Required work:
Using the records below, give the number of lines where the string "download" shows up. Add nothing to it.

....

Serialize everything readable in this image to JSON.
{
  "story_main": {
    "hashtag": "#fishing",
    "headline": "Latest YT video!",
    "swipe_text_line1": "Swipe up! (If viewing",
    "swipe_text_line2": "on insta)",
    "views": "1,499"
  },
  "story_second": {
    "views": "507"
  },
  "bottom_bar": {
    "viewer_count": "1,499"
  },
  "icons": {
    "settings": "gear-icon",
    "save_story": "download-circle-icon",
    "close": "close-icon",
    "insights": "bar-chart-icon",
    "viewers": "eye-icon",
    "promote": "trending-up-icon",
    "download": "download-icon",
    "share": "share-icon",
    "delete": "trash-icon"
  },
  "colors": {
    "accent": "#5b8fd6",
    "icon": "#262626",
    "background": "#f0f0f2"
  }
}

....

Answer box:
2